By John Reizner |
There is unsaid in our daily life a social contract between all the players. Individuals are able to live their daily lives in a manner without much fear because of this contract, unless one lives in an area where this contract has broken down. You might call this unseen force in ordinary life the confidence that people have that their persons, social, economic, spiritual lives will be protected from the actions of others in that society, or from their government. We have enacted laws, and have institutional structures to protect us, such as the judicial system and religion, however imperfect they are. We have laws on the books to protect the citizenry. The Ten Commandments states that it is not right, for example, for men or women to kill each other, or to steal, and so on.
The strength of the American society and free economic system shows that persons coming from different cultures can coexist peacefully while having ample opportunity to be upwardly mobile. This faith in our system of government and in our form of capitalism draws immigrants from all over the globe to participate in our democracy. Over the 200 plus years of our country, we have survived recessions, depressions, World Wars, and even a Civil War, when the political consensus was broken – and our democracy has persisted.

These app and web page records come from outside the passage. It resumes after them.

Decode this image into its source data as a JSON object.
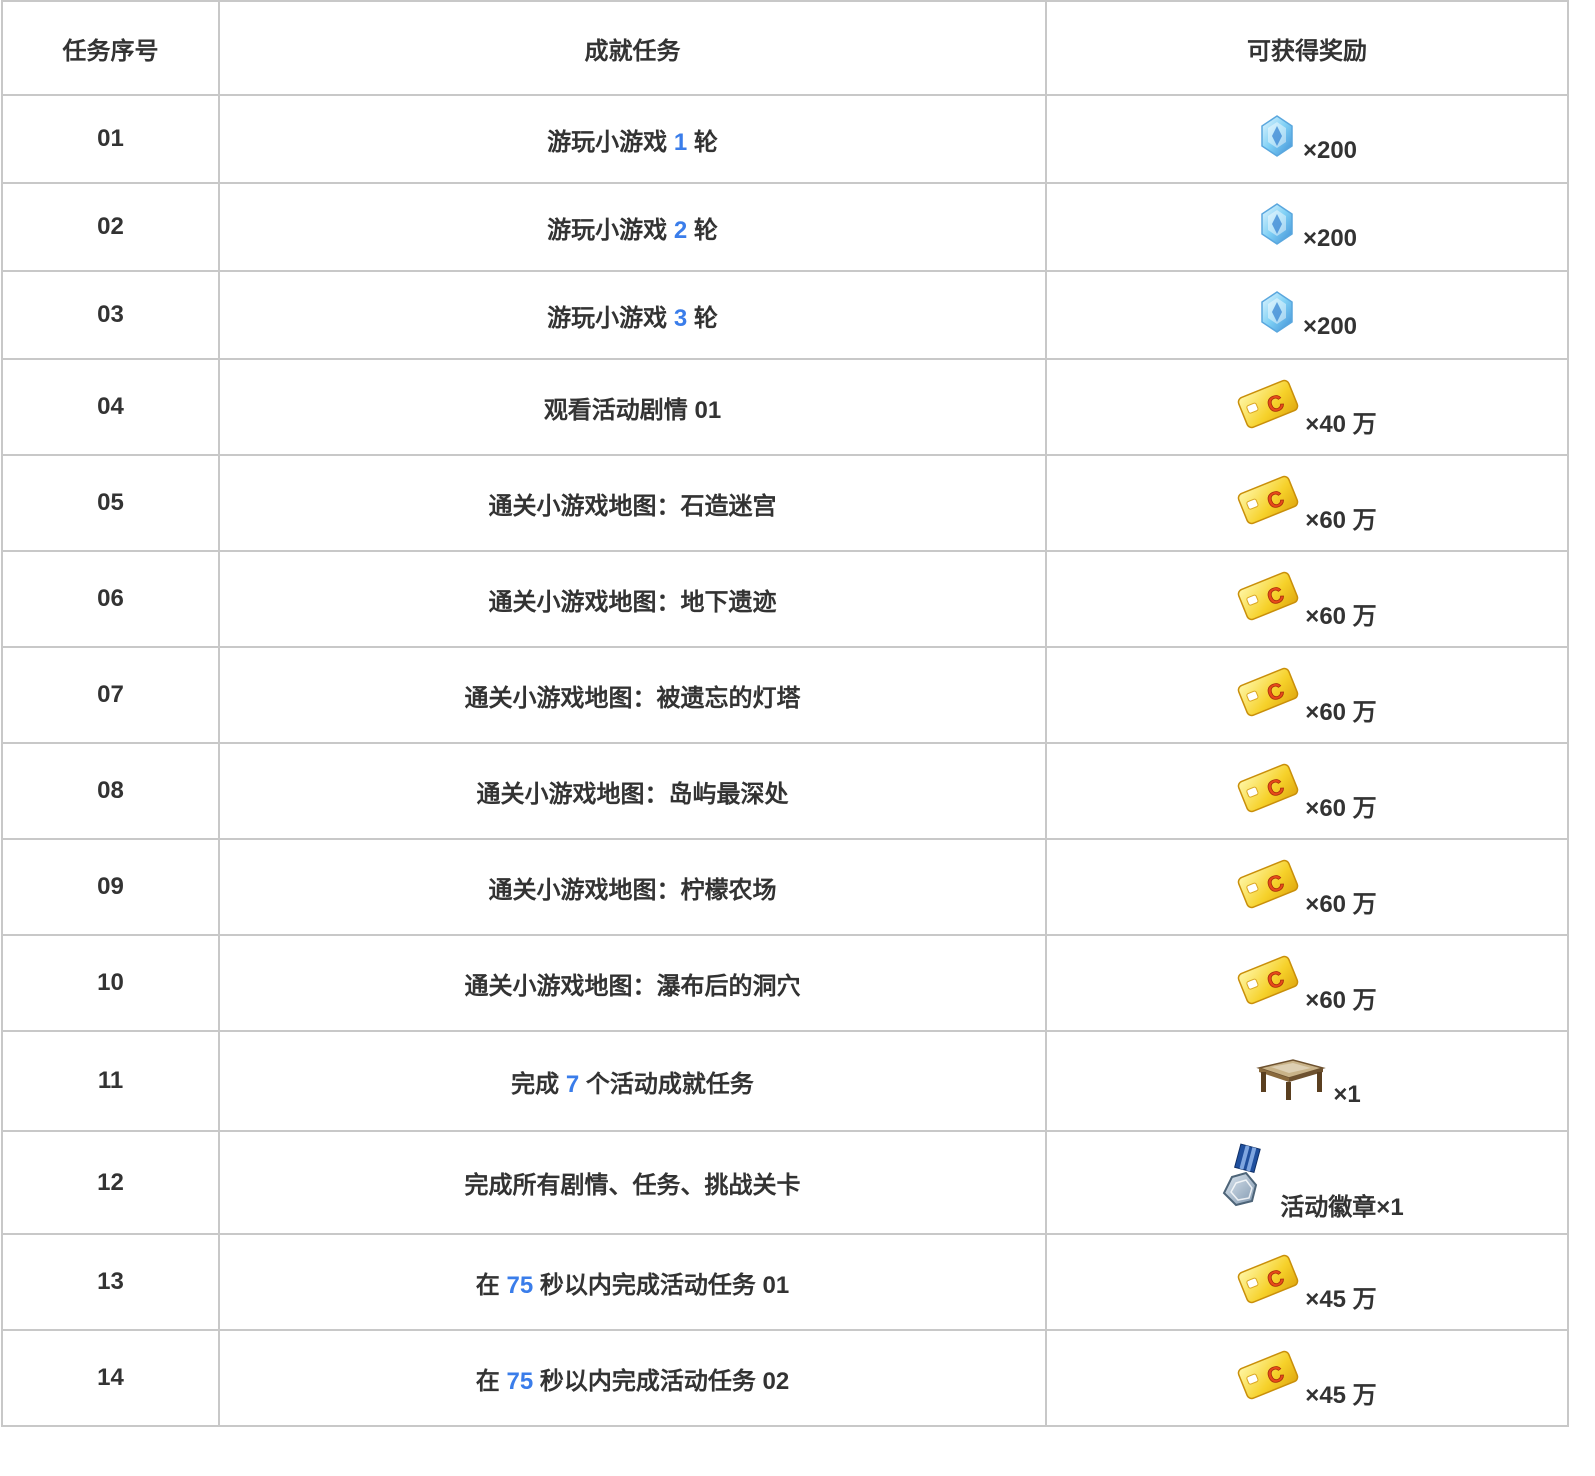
{
  "headers": {
    "index": "任务序号",
    "task": "成就任务",
    "reward": "可获得奖励"
  },
  "colors": {
    "highlight": "#3a7dea",
    "text": "#333333",
    "border": "#c8c8c8"
  },
  "rows": [
    {
      "index": "01",
      "task_pre": "游玩小游戏 ",
      "task_hl": "1",
      "task_post": " 轮",
      "reward_icon": "crystal-icon",
      "reward_amount": "×200"
    },
    {
      "index": "02",
      "task_pre": "游玩小游戏 ",
      "task_hl": "2",
      "task_post": " 轮",
      "reward_icon": "crystal-icon",
      "reward_amount": "×200"
    },
    {
      "index": "03",
      "task_pre": "游玩小游戏 ",
      "task_hl": "3",
      "task_post": " 轮",
      "reward_icon": "crystal-icon",
      "reward_amount": "×200"
    },
    {
      "index": "04",
      "task_pre": "观看活动剧情 01",
      "task_hl": "",
      "task_post": "",
      "reward_icon": "gold-card-icon",
      "reward_amount": "×40 万"
    },
    {
      "index": "05",
      "task_pre": "通关小游戏地图：石造迷宫",
      "task_hl": "",
      "task_post": "",
      "reward_icon": "gold-card-icon",
      "reward_amount": "×60 万"
    },
    {
      "index": "06",
      "task_pre": "通关小游戏地图：地下遗迹",
      "task_hl": "",
      "task_post": "",
      "reward_icon": "gold-card-icon",
      "reward_amount": "×60 万"
    },
    {
      "index": "07",
      "task_pre": "通关小游戏地图：被遗忘的灯塔",
      "task_hl": "",
      "task_post": "",
      "reward_icon": "gold-card-icon",
      "reward_amount": "×60 万"
    },
    {
      "index": "08",
      "task_pre": "通关小游戏地图：岛屿最深处",
      "task_hl": "",
      "task_post": "",
      "reward_icon": "gold-card-icon",
      "reward_amount": "×60 万"
    },
    {
      "index": "09",
      "task_pre": "通关小游戏地图：柠檬农场",
      "task_hl": "",
      "task_post": "",
      "reward_icon": "gold-card-icon",
      "reward_amount": "×60 万"
    },
    {
      "index": "10",
      "task_pre": "通关小游戏地图：瀑布后的洞穴",
      "task_hl": "",
      "task_post": "",
      "reward_icon": "gold-card-icon",
      "reward_amount": "×60 万"
    },
    {
      "index": "11",
      "task_pre": "完成 ",
      "task_hl": "7",
      "task_post": " 个活动成就任务",
      "reward_icon": "furniture-table-icon",
      "reward_amount": "×1"
    },
    {
      "index": "12",
      "task_pre": "完成所有剧情、任务、挑战关卡",
      "task_hl": "",
      "task_post": "",
      "reward_icon": "medal-badge-icon",
      "reward_amount": "活动徽章×1"
    },
    {
      "index": "13",
      "task_pre": "在 ",
      "task_hl": "75",
      "task_post": " 秒以内完成活动任务 01",
      "reward_icon": "gold-card-icon",
      "reward_amount": "×45 万"
    },
    {
      "index": "14",
      "task_pre": "在 ",
      "task_hl": "75",
      "task_post": " 秒以内完成活动任务 02",
      "reward_icon": "gold-card-icon",
      "reward_amount": "×45 万"
    }
  ]
}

I came of age during the interesting period of the Vietnam War era, where society was divided between the supporters of the war, and many young people, who exited from society by “dropping out” and joining the growing “hippie” counterculture. The confidence that many young people had in their government’s policies and its supporters was strained. In 1966, the stock market had passed 1000; a level which would not be seen again for 16 years afterward. Inflation was beginning to brew from keeping a foreign war going. Government had had a guns and butter policy – in other words, our society was rich enough to support a war and domestic spending – at the cost of the inflation racked 1970’s, when stock returns were quite poor and the Dow fell under 600 in mid decade.

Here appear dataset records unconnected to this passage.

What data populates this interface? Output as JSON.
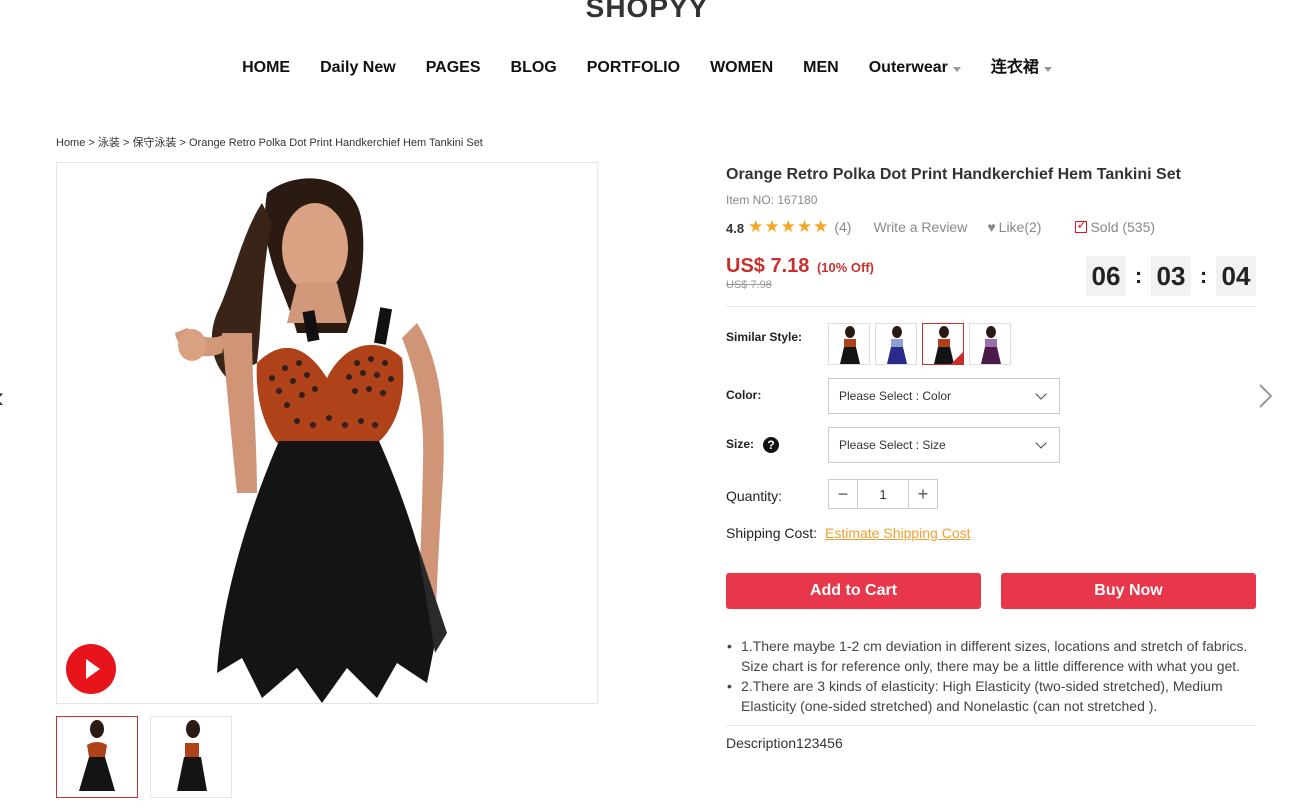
{
  "site": {
    "logo": "SHOPYY"
  },
  "nav": {
    "items": [
      {
        "label": "HOME",
        "has_dropdown": false
      },
      {
        "label": "Daily New",
        "has_dropdown": false
      },
      {
        "label": "PAGES",
        "has_dropdown": false
      },
      {
        "label": "BLOG",
        "has_dropdown": false
      },
      {
        "label": "PORTFOLIO",
        "has_dropdown": false
      },
      {
        "label": "WOMEN",
        "has_dropdown": false
      },
      {
        "label": "MEN",
        "has_dropdown": false
      },
      {
        "label": "Outerwear",
        "has_dropdown": true
      },
      {
        "label": "连衣裙",
        "has_dropdown": true
      }
    ]
  },
  "breadcrumb": {
    "home": "Home",
    "sep": " > ",
    "cat1": "泳装",
    "cat2": "保守泳装",
    "current": "Orange Retro Polka Dot Print Handkerchief Hem Tankini Set"
  },
  "gallery": {
    "play_icon": "play-icon",
    "prev_icon": "chevron-left-icon",
    "next_icon": "chevron-right-icon",
    "active_thumb": 0,
    "thumb_count": 2
  },
  "product": {
    "title": "Orange Retro Polka Dot Print Handkerchief Hem Tankini Set",
    "item_no": "Item NO: 167180",
    "rating": "4.8",
    "stars": 5,
    "review_count": "(4)",
    "write_review": "Write a Review",
    "like": "Like(2)",
    "sold": "Sold (535)",
    "price": "US$ 7.18",
    "discount": "(10% Off)",
    "old_price": "US$ 7.98",
    "accent_color": "#c9302c",
    "star_color": "#f5a623"
  },
  "countdown": {
    "hours": "06",
    "minutes": "03",
    "seconds": "04",
    "sep": ":"
  },
  "options": {
    "similar_label": "Similar Style:",
    "similar_swatches": [
      "orange",
      "blue",
      "orange-selected",
      "purple"
    ],
    "selected_swatch": 2,
    "color_label": "Color:",
    "color_placeholder": "Please Select : Color",
    "size_label": "Size:",
    "size_placeholder": "Please Select : Size",
    "qty_label": "Quantity:",
    "qty_value": "1",
    "qty_minus": "−",
    "qty_plus": "+",
    "shipping_label": "Shipping Cost:",
    "shipping_link": "Estimate Shipping Cost"
  },
  "actions": {
    "add_to_cart": "Add to Cart",
    "buy_now": "Buy Now",
    "button_color": "#e8374a"
  },
  "notes": [
    "1.There maybe 1-2 cm deviation in different sizes, locations and stretch of fabrics. Size chart is for reference only, there may be a little difference with what you get.",
    "2.There are 3 kinds of elasticity: High Elasticity (two-sided stretched), Medium Elasticity (one-sided stretched) and Nonelastic (can not stretched )."
  ],
  "description_tab": "Description123456"
}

I was only thirteen and very impressionable when the movie “If”, directed by Lindsay Anderson, starring young Malcolm McDowell, premiered in London in 1968. A friend of the family escorted me to the box office for the movie, rated X in those days in New York City, and we sat down to watch the film, which was the telling of a repressive British private school. I don’t want to spoil the movie for you, (parental guidance strongly advised) but the social contract was broken in the movie between students and their elders – and the results are at the end of the film. Of course, the film is called “If.” The contract, the confidence in their system, could not keep these British schoolboys, at least in the film, from uprooting the institutions with which they were surrounded.
There is also a definite factor of the influence of confidence in our economic life, and specifically the level of confidence underlying the stock market. Breaks in the market like the ones we have experienced recently stir up fears among investors that their economic life will be impaired – that if you are in the stock market you will lose a lot of money because the stock market is declining: a perceived truism. The break in the market causes a loss in confidence. Of course, one might say the stock market is merely reflecting the health of our domestic economy and the rest of the world’s level of economic activity. So a loss of confidence in the market might reflect an ongoing recession, surging inflation, bank failures or mortgage defaults, etc., or the market drop might be a financial event, where the drop simply feeds on itself (such as the Crash of 1987).

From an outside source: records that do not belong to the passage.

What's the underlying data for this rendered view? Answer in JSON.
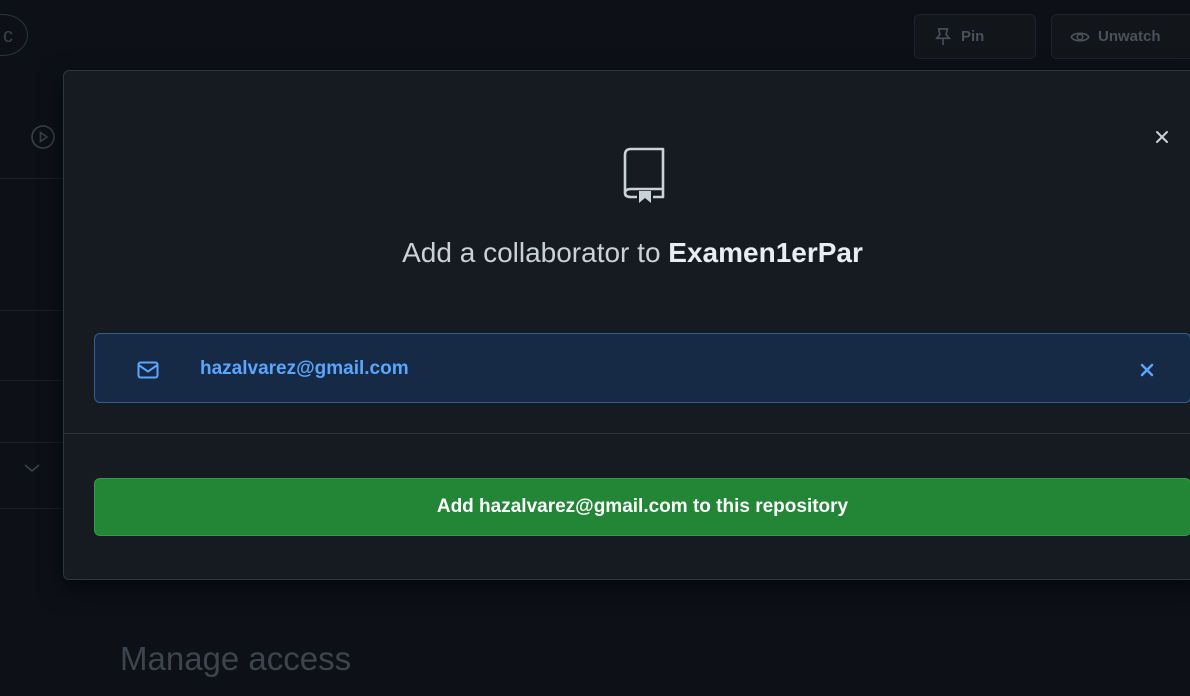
{
  "background": {
    "pin_label": "Pin",
    "unwatch_label": "Unwatch",
    "manage_access_heading": "Manage access",
    "top_left_fragment": "c"
  },
  "modal": {
    "title_prefix": "Add a collaborator to ",
    "repo_name": "Examen1erPar",
    "selected_email": "hazalvarez@gmail.com",
    "add_button_label": "Add hazalvarez@gmail.com to this repository",
    "icons": {
      "header": "repo-icon",
      "close": "close-icon",
      "email": "mail-icon",
      "remove": "remove-x-icon"
    }
  },
  "colors": {
    "page_bg": "#0d1117",
    "modal_bg": "#161b22",
    "accent_blue": "#58a6ff",
    "selected_bg": "#172a45",
    "button_green": "#238636"
  }
}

Fear causes many investors to lose confidence and act in a manner that may be contrary to their economic interest in the market – for example, selling stocks when they are at bargain levels. In that case, the investor loses “confidence” in the market as it falls, and does not believe that it will continue to be a good store of value and continue to appreciate – so he may sell his stocks while feeling fear. I write about the idea of not being led around by one’s emotions when investing in my article, Stock Market Investing and the Power of Contrary Opinion..
The exception to the rule of the viability of long term investment in the stock market is in the hands of our elected officials, who if they are not enlightened, may enact policies which cause the economy to fundamentally falter for an extended time, as in the 1930’s and 1970’s – or for the Federal Reserve to miscalculate and cause an ordinary recession to get deeper or to cause the economy to overheat. In my article, Hedge Funds, Deriviatives, Debt, China and the Risk of Systemic Market Panic.
I write a bit of the systemic risks out there that could cause a economic breakdown in the economy and stock market.
So just as the social contract holds the bonds of our democracy together and permits its citizens the possibility of living full lives, the level of underlying confidence in our free market system keeps our stock market from a catastrophic breakdown. Only terrible miscalculation by our government officials or by the Federal Reserve serves to threaten this bond.